The same can probably said for those eurozone countries burdened with banking debt. Ireland and Spain, despite the fact that they failed to deal with structural deficit issues, have economic strengths and a way to return to growth that the bond markets recognise. But only if those debts are dealt with. If eurobonds, or some other form of federalisation or pushing of those debts to the long term are not dealt with, default of some form will emerge as the only way of assuring the markets that the countries in question have the ability to return to growth.
Don’t forget that in Ireland’s case no party, even the far left, is advocating Ireland defaulting on its legitimate state debts. Are the markets be incapable of recognising the difference? Certainly those holding Irish non-bank related state debts would find that the state would still be honouring those bonds.
This raises the question, however, as to euro membership. I’m beginning to wonder is the eurozone actually more robust than we realise, even in the event of a Greek default? Euro exit can only occur if a country decides it, and a Greece which turns its back on its debts will have to engage in reform anyway (matching spending to tax collection) to deal with the reality of having no access to borrowing. Would it take the risk of euro exit for the unproven benefits of devaluation, given that default will hurt it anyway?
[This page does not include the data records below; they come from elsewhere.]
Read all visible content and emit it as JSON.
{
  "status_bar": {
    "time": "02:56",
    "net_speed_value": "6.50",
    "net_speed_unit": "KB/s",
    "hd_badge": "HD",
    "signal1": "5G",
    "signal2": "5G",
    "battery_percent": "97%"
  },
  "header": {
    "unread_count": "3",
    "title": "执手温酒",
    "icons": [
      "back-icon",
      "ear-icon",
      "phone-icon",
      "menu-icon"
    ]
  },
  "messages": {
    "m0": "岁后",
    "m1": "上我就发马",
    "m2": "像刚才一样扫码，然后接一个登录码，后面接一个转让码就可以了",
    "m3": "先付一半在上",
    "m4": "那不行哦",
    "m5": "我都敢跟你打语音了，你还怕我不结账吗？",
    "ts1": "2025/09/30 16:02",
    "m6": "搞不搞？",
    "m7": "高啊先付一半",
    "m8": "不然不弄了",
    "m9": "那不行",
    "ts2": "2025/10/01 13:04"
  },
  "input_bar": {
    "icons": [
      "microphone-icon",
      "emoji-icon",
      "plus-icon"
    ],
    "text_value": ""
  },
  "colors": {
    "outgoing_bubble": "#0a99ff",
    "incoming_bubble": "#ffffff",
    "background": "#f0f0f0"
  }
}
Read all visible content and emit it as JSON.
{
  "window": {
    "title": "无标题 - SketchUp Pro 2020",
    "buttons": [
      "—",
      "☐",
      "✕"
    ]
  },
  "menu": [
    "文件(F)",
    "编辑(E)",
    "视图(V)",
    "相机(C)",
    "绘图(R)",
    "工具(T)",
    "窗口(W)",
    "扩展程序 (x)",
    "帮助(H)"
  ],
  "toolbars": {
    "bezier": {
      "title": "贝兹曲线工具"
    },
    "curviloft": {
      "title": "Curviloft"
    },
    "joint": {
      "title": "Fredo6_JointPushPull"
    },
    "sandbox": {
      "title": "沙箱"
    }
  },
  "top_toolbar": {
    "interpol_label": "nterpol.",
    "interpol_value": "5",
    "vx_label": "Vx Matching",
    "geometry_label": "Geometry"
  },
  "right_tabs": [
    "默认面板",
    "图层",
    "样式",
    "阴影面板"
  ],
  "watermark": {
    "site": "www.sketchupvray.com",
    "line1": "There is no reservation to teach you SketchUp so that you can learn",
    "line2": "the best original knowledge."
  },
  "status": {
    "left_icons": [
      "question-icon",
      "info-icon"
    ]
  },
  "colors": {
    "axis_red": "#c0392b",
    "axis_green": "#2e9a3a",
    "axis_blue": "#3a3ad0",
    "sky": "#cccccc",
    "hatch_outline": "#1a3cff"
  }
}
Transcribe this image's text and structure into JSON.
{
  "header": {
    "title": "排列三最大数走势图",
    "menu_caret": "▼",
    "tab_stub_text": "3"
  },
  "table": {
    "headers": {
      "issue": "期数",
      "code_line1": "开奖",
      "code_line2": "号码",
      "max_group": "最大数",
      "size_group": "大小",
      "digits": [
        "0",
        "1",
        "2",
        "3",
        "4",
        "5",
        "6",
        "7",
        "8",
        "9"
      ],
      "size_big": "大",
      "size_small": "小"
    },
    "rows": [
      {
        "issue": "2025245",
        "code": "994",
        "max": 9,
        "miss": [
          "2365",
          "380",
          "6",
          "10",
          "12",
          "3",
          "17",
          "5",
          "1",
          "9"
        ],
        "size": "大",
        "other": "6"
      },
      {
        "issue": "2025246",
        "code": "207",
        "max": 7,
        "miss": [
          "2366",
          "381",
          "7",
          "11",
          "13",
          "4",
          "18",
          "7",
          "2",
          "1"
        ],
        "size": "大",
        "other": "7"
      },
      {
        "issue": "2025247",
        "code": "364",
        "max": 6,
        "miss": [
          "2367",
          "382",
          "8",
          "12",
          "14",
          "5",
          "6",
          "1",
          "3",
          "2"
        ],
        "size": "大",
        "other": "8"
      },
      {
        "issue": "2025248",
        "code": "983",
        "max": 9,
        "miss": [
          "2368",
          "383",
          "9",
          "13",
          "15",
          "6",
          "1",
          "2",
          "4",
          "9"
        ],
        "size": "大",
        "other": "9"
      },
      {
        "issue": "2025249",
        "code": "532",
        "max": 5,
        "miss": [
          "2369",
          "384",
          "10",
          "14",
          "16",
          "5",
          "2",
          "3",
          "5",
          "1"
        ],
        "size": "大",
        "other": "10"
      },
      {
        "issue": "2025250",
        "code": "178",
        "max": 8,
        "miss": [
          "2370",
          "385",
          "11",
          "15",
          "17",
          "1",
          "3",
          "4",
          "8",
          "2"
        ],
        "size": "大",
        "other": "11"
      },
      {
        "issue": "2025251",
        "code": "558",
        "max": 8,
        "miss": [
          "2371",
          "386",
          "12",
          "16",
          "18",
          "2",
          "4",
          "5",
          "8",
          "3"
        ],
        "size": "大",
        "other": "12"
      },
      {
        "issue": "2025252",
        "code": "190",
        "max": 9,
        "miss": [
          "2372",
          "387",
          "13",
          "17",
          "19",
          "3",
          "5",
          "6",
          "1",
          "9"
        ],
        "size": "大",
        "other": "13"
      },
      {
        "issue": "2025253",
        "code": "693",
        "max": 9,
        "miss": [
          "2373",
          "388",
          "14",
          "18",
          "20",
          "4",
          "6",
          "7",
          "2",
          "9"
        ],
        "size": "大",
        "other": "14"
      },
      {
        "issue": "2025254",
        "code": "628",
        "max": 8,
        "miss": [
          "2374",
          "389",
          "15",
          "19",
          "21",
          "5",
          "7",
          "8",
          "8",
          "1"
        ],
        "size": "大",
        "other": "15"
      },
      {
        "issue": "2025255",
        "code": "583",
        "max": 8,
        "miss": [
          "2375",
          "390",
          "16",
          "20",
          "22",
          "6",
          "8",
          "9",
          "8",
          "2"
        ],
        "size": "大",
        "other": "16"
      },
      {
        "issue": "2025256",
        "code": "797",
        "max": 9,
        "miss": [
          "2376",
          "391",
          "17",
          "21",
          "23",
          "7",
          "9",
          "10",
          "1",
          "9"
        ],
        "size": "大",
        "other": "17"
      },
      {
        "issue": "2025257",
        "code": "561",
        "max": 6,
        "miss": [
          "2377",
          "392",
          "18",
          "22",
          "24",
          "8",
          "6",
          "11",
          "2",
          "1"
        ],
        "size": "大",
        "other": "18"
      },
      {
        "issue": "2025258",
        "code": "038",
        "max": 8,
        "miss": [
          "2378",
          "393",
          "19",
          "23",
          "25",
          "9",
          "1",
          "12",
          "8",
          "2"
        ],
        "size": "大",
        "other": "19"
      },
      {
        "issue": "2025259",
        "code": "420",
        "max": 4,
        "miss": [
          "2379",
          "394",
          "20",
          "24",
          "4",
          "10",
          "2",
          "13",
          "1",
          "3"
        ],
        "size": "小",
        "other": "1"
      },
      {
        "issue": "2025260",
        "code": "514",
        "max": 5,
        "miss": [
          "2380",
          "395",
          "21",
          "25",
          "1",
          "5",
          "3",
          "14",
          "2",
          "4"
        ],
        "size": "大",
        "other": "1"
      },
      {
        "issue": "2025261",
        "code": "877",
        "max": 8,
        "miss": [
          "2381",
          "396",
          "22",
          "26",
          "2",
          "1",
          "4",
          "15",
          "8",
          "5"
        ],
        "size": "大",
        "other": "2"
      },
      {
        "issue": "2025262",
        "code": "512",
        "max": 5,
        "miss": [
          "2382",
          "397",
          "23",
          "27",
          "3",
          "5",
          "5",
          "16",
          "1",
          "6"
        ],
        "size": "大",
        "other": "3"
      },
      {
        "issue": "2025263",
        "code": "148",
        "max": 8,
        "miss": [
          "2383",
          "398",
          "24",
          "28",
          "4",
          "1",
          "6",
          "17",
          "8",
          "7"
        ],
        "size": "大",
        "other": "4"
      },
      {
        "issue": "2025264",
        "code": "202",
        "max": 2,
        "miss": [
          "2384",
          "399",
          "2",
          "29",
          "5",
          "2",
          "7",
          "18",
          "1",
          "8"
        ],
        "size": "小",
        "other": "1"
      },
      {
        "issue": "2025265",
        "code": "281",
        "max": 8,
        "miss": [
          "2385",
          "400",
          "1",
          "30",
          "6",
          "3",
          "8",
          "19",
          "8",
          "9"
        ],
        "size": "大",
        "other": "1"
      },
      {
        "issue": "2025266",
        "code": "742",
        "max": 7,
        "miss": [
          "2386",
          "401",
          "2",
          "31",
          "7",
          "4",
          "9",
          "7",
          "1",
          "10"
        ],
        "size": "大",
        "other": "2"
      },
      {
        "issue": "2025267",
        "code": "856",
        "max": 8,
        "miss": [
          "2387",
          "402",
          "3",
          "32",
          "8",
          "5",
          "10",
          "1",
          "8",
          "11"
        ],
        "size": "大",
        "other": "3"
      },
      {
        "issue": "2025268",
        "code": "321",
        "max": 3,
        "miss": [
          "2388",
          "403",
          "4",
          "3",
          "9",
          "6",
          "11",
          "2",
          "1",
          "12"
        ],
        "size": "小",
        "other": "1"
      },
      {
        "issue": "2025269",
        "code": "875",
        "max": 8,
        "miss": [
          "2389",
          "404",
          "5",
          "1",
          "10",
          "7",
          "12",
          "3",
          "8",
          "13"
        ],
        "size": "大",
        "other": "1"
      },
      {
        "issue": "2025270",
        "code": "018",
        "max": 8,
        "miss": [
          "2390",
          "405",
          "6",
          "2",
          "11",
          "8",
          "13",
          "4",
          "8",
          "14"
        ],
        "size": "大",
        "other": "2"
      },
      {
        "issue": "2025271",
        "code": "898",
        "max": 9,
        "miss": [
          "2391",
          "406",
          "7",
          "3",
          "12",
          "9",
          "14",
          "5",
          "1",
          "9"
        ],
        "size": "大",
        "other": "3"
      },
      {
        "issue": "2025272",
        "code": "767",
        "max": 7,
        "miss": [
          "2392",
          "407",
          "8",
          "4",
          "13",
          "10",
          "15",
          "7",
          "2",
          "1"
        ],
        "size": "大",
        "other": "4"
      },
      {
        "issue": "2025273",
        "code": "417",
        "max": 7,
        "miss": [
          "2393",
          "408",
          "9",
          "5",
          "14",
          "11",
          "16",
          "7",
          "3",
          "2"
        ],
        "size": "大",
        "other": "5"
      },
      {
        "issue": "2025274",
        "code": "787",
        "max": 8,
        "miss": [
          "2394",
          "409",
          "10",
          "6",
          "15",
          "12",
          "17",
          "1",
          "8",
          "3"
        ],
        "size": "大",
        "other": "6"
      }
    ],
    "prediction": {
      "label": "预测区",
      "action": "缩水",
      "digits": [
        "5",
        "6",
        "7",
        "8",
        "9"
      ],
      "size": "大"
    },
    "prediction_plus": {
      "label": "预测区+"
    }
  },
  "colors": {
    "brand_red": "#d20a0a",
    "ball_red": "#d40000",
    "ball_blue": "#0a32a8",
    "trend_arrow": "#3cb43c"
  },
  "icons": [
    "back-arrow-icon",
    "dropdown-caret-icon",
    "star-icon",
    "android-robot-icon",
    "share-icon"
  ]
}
After that, there’s the trillion euro question: If Greece can survive inside the eurozone whilst defaulting, will other countries consider it? Suddenly, Angela Merkel could find her bluff being called, with the German refusal, on cost grounds, to federalise the debt resulting in the German government having to bail out German banks being crippled by default in other countries. Maybe it is still the cheaper option. One thing is certain: somewhere in the Bundeschancellery someone is staring furiously at an excel spreadsheet doing the sums.